## THE PROBLEM
Work through the entries below and show every line in which "true" is found.

## PROVIDED RECORDS
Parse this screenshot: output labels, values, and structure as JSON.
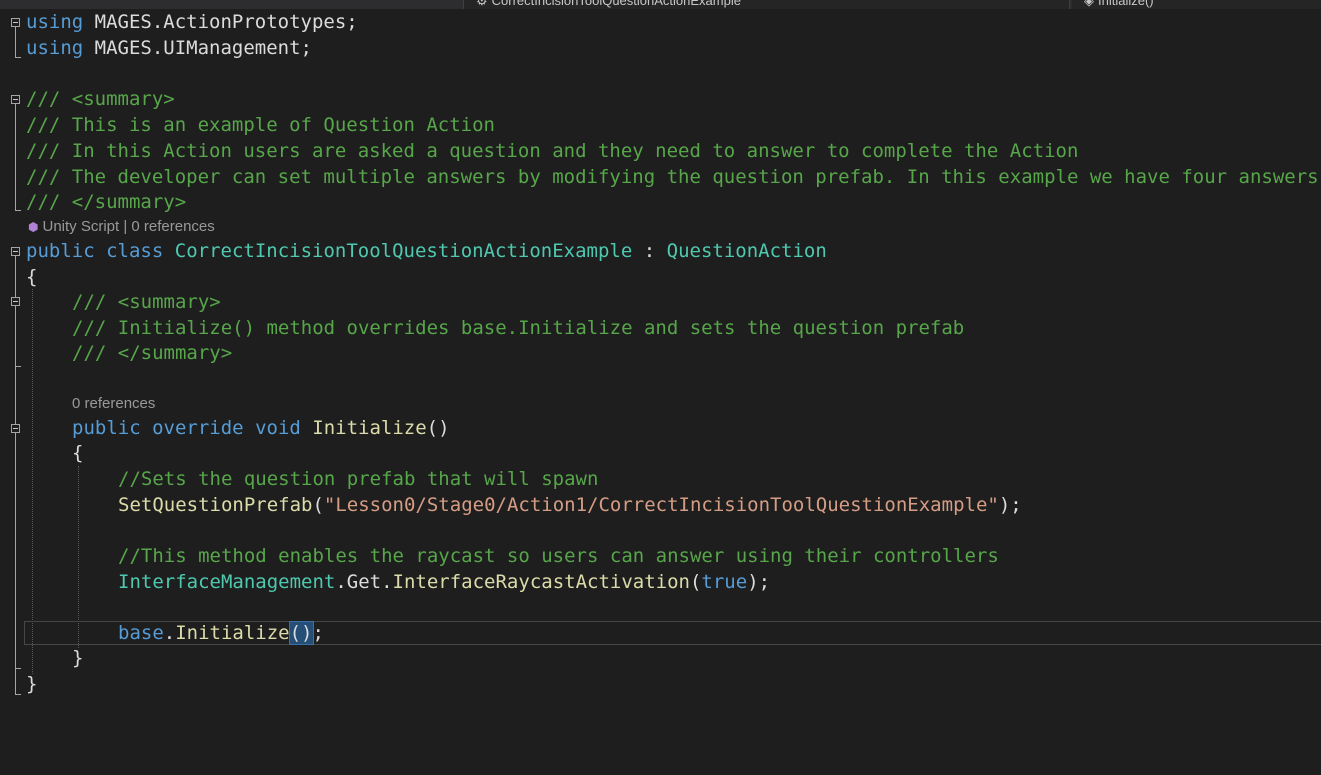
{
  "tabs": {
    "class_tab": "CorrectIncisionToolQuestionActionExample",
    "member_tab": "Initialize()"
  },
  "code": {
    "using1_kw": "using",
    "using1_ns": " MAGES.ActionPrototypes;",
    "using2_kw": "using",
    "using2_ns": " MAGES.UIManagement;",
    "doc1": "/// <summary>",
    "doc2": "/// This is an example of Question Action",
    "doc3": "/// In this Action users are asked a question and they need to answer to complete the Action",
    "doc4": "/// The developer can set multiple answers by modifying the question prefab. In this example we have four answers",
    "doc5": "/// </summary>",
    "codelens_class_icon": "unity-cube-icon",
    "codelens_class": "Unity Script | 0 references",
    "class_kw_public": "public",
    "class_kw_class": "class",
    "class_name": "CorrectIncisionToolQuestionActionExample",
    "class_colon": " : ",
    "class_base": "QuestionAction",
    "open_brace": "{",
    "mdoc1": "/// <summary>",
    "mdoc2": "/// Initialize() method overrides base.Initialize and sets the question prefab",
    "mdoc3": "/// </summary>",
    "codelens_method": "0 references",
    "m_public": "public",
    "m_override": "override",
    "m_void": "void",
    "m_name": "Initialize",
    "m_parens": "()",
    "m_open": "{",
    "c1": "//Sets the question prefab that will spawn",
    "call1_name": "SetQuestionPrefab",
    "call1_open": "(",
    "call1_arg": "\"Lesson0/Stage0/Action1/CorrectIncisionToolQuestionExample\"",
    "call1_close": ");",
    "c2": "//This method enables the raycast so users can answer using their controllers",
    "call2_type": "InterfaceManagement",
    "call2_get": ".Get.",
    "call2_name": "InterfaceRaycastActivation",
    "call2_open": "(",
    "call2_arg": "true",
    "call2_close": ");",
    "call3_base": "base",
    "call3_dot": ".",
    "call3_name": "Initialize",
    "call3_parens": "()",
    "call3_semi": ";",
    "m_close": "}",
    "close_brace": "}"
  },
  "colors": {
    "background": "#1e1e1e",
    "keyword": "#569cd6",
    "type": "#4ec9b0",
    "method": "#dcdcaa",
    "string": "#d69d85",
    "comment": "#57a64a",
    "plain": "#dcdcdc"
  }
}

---

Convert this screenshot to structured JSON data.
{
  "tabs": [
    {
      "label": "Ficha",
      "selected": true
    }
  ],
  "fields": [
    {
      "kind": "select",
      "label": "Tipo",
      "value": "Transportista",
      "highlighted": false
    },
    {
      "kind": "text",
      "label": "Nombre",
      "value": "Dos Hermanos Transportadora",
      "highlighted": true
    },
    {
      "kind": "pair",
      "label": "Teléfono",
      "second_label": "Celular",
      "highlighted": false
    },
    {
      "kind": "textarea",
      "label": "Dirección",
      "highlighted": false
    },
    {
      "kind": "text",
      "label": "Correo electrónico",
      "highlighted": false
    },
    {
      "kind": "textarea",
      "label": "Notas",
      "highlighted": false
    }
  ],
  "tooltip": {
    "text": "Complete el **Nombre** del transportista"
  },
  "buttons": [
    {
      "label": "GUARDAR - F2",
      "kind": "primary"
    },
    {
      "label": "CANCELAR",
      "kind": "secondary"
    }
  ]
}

## REPLY TO THE EXERCISE
    "call2_arg": "true",
      "selected": true
      "highlighted": true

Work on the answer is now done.